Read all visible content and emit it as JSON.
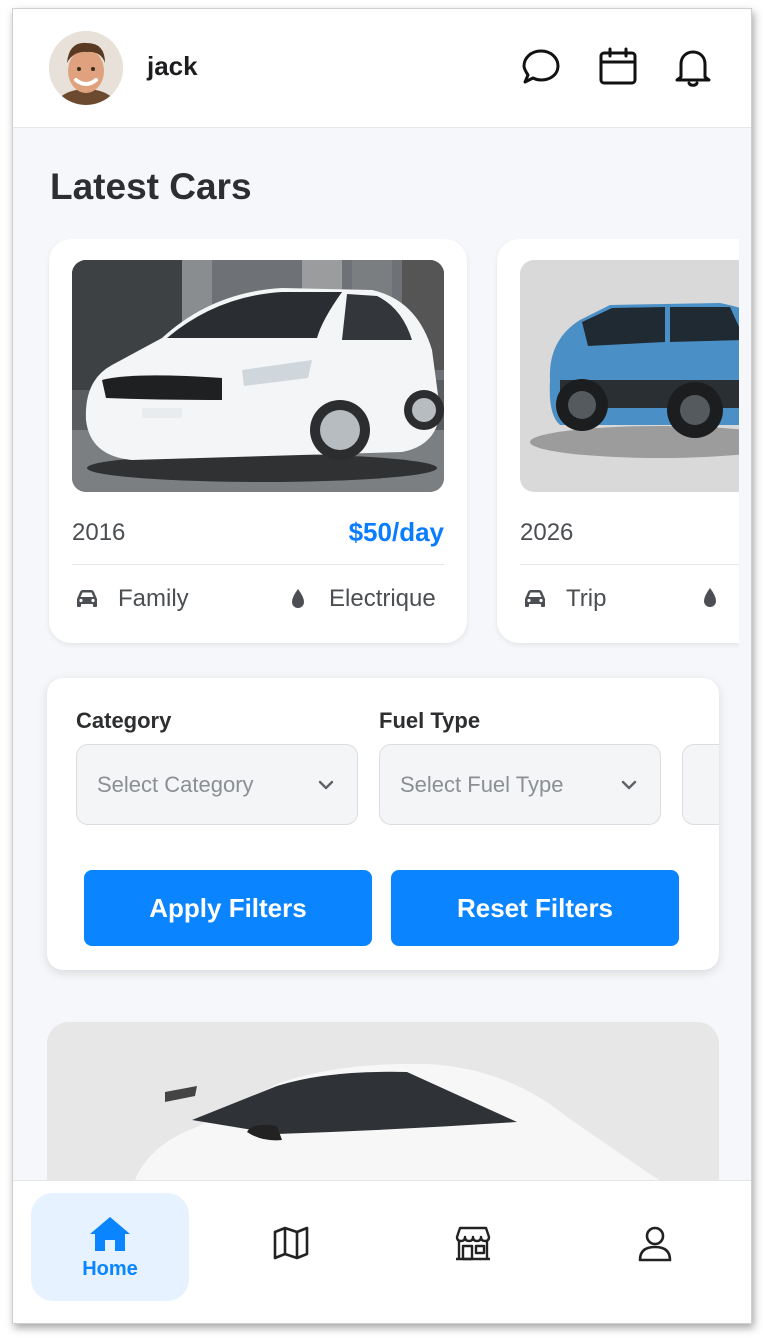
{
  "header": {
    "username": "jack",
    "icons": [
      "chat-bubble-icon",
      "calendar-icon",
      "bell-icon"
    ]
  },
  "section_title": "Latest Cars",
  "cars": [
    {
      "year": "2016",
      "price": "$50/day",
      "category": "Family",
      "fuel": "Electrique",
      "image": "white-hatchback-photo"
    },
    {
      "year": "2026",
      "category": "Trip",
      "image": "blue-suv-photo"
    }
  ],
  "filters": {
    "category_label": "Category",
    "category_placeholder": "Select Category",
    "fuel_label": "Fuel Type",
    "fuel_placeholder": "Select Fuel Type",
    "apply_label": "Apply Filters",
    "reset_label": "Reset Filters"
  },
  "nav": {
    "home_label": "Home",
    "items": [
      "home-icon",
      "map-icon",
      "store-icon",
      "user-icon"
    ]
  },
  "colors": {
    "accent": "#0a84ff",
    "price": "#0a7cff",
    "background": "#f5f7fa",
    "home_highlight": "#e6f2ff"
  }
}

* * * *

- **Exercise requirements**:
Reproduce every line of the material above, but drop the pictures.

- **Exercise response**:
Read all visible content and emit it as JSON.
{
  "header": {
    "username": "jack",
    "icons": [
      "chat-bubble-icon",
      "calendar-icon",
      "bell-icon"
    ]
  },
  "section_title": "Latest Cars",
  "cars": [
    {
      "year": "2016",
      "price": "$50/day",
      "category": "Family",
      "fuel": "Electrique",
      "image": "white-hatchback-photo"
    },
    {
      "year": "2026",
      "category": "Trip",
      "image": "blue-suv-photo"
    }
  ],
  "filters": {
    "category_label": "Category",
    "category_placeholder": "Select Category",
    "fuel_label": "Fuel Type",
    "fuel_placeholder": "Select Fuel Type",
    "apply_label": "Apply Filters",
    "reset_label": "Reset Filters"
  },
  "nav": {
    "home_label": "Home",
    "items": [
      "home-icon",
      "map-icon",
      "store-icon",
      "user-icon"
    ]
  },
  "colors": {
    "accent": "#0a84ff",
    "price": "#0a7cff",
    "background": "#f5f7fa",
    "home_highlight": "#e6f2ff"
  }
}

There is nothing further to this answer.